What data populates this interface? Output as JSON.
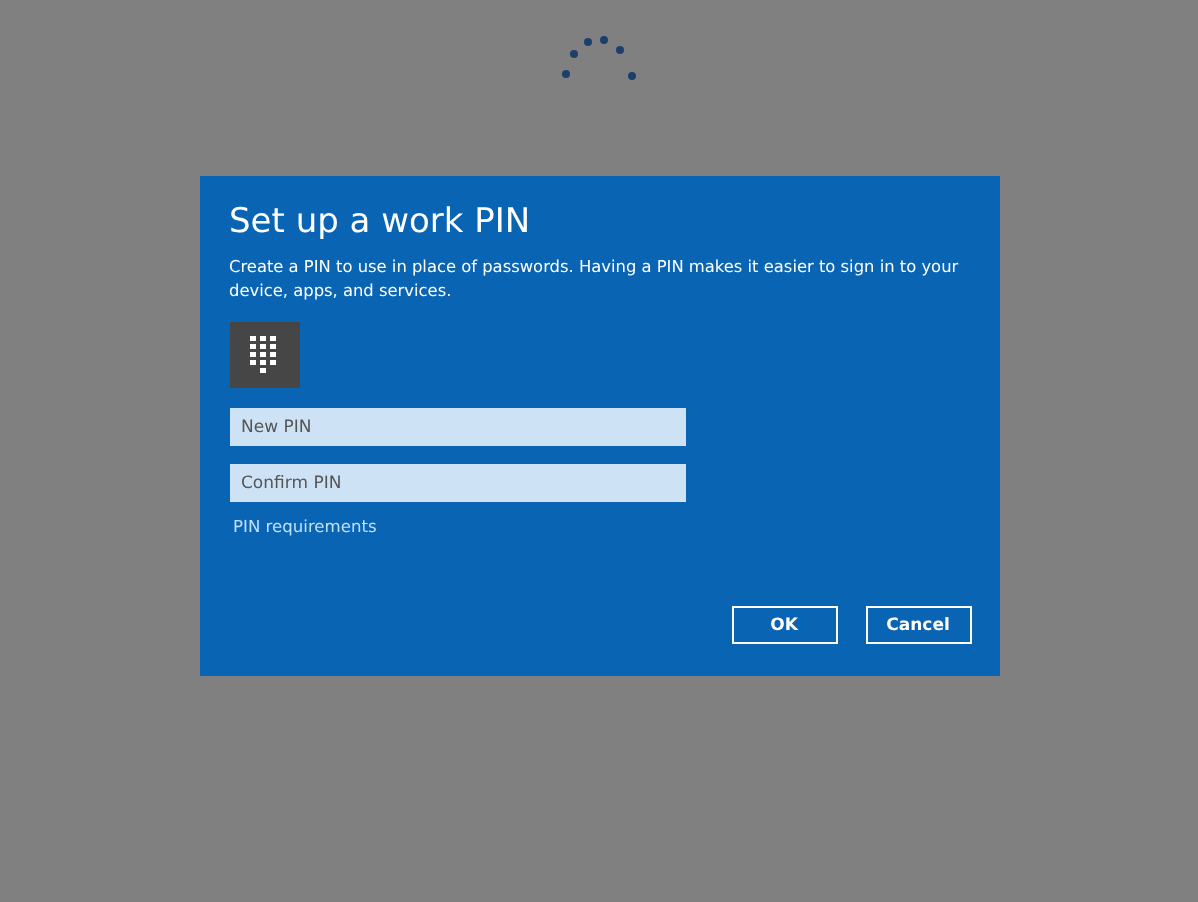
{
  "dialog": {
    "title": "Set up a work PIN",
    "description": "Create a PIN to use in place of passwords. Having a PIN makes it easier to sign in to your device, apps, and services.",
    "fields": [
      {
        "placeholder": "New PIN"
      },
      {
        "placeholder": "Confirm PIN"
      }
    ],
    "link": "PIN requirements",
    "buttons": [
      "OK",
      "Cancel"
    ]
  }
}
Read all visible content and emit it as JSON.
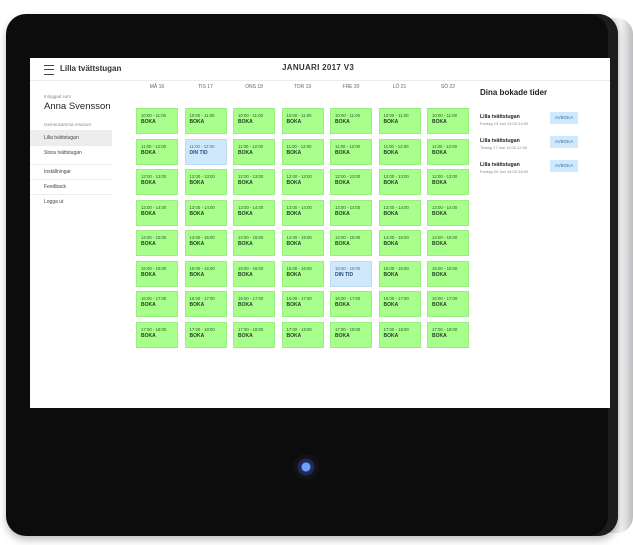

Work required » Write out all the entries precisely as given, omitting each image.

Solution for this exercise »
What data populates this interface? Output as JSON.
{
  "dialog": {
    "title": "Set up a work PIN",
    "description": "Create a PIN to use in place of passwords. Having a PIN makes it easier to sign in to your device, apps, and services.",
    "fields": [
      {
        "placeholder": "New PIN"
      },
      {
        "placeholder": "Confirm PIN"
      }
    ],
    "link": "PIN requirements",
    "buttons": [
      "OK",
      "Cancel"
    ]
  }
}
Read all visible content and emit it as JSON.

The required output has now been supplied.